**WORK ORDER:**
Every entry below needs to be repeated exactly as written.

**Stored dataset items:**
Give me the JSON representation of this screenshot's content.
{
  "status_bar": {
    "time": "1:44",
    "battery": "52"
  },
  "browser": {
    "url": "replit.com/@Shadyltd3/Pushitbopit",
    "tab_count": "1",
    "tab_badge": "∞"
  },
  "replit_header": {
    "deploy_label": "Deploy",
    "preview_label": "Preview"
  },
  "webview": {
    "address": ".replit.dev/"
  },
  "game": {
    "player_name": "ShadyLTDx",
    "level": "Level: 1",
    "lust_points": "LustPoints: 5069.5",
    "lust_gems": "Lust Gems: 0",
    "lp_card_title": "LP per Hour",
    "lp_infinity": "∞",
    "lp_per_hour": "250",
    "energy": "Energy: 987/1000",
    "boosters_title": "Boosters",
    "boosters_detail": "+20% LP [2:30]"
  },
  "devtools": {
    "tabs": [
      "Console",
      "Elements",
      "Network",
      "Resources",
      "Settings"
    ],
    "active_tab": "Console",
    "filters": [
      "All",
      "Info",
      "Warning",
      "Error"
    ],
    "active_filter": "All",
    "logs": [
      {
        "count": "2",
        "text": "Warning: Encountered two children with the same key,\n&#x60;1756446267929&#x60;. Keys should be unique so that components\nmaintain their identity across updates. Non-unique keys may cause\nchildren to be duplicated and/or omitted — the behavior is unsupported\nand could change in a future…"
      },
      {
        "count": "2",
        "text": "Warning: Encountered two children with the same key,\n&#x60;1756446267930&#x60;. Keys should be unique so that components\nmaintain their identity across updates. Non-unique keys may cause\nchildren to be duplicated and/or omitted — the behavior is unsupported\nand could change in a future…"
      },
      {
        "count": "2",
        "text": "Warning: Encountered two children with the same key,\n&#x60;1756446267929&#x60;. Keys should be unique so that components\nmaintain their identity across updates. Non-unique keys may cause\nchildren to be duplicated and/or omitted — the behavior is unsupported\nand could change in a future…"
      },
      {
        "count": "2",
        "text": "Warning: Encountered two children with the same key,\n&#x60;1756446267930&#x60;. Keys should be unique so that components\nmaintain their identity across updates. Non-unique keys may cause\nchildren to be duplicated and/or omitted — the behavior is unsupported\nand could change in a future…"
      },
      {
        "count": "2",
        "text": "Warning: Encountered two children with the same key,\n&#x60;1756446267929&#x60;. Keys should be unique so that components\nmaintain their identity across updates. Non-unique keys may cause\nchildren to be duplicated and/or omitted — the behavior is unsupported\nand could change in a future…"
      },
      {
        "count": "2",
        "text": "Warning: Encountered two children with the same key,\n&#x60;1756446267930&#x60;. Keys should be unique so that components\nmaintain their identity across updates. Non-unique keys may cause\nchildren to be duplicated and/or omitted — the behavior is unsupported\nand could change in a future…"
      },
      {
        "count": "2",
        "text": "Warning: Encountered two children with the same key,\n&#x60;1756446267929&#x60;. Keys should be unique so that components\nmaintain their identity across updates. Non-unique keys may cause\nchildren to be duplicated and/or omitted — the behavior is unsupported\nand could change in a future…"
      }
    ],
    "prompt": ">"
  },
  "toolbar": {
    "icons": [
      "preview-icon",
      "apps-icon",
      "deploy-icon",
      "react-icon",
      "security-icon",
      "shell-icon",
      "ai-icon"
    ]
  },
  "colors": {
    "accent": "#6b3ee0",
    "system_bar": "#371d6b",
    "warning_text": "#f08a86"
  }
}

**RESPONSE FOR THIS EXERCISE:**
Give me the JSON representation of this screenshot's content.
{
  "status_bar": {
    "time": "1:44",
    "battery": "52"
  },
  "browser": {
    "url": "replit.com/@Shadyltd3/Pushitbopit",
    "tab_count": "1",
    "tab_badge": "∞"
  },
  "replit_header": {
    "deploy_label": "Deploy",
    "preview_label": "Preview"
  },
  "webview": {
    "address": ".replit.dev/"
  },
  "game": {
    "player_name": "ShadyLTDx",
    "level": "Level: 1",
    "lust_points": "LustPoints: 5069.5",
    "lust_gems": "Lust Gems: 0",
    "lp_card_title": "LP per Hour",
    "lp_infinity": "∞",
    "lp_per_hour": "250",
    "energy": "Energy: 987/1000",
    "boosters_title": "Boosters",
    "boosters_detail": "+20% LP [2:30]"
  },
  "devtools": {
    "tabs": [
      "Console",
      "Elements",
      "Network",
      "Resources",
      "Settings"
    ],
    "active_tab": "Console",
    "filters": [
      "All",
      "Info",
      "Warning",
      "Error"
    ],
    "active_filter": "All",
    "logs": [
      {
        "count": "2",
        "text": "Warning: Encountered two children with the same key,\n&#x60;1756446267929&#x60;. Keys should be unique so that components\nmaintain their identity across updates. Non-unique keys may cause\nchildren to be duplicated and/or omitted — the behavior is unsupported\nand could change in a future…"
      },
      {
        "count": "2",
        "text": "Warning: Encountered two children with the same key,\n&#x60;1756446267930&#x60;. Keys should be unique so that components\nmaintain their identity across updates. Non-unique keys may cause\nchildren to be duplicated and/or omitted — the behavior is unsupported\nand could change in a future…"
      },
      {
        "count": "2",
        "text": "Warning: Encountered two children with the same key,\n&#x60;1756446267929&#x60;. Keys should be unique so that components\nmaintain their identity across updates. Non-unique keys may cause\nchildren to be duplicated and/or omitted — the behavior is unsupported\nand could change in a future…"
      },
      {
        "count": "2",
        "text": "Warning: Encountered two children with the same key,\n&#x60;1756446267930&#x60;. Keys should be unique so that components\nmaintain their identity across updates. Non-unique keys may cause\nchildren to be duplicated and/or omitted — the behavior is unsupported\nand could change in a future…"
      },
      {
        "count": "2",
        "text": "Warning: Encountered two children with the same key,\n&#x60;1756446267929&#x60;. Keys should be unique so that components\nmaintain their identity across updates. Non-unique keys may cause\nchildren to be duplicated and/or omitted — the behavior is unsupported\nand could change in a future…"
      },
      {
        "count": "2",
        "text": "Warning: Encountered two children with the same key,\n&#x60;1756446267930&#x60;. Keys should be unique so that components\nmaintain their identity across updates. Non-unique keys may cause\nchildren to be duplicated and/or omitted — the behavior is unsupported\nand could change in a future…"
      },
      {
        "count": "2",
        "text": "Warning: Encountered two children with the same key,\n&#x60;1756446267929&#x60;. Keys should be unique so that components\nmaintain their identity across updates. Non-unique keys may cause\nchildren to be duplicated and/or omitted — the behavior is unsupported\nand could change in a future…"
      }
    ],
    "prompt": ">"
  },
  "toolbar": {
    "icons": [
      "preview-icon",
      "apps-icon",
      "deploy-icon",
      "react-icon",
      "security-icon",
      "shell-icon",
      "ai-icon"
    ]
  },
  "colors": {
    "accent": "#6b3ee0",
    "system_bar": "#371d6b",
    "warning_text": "#f08a86"
  }
}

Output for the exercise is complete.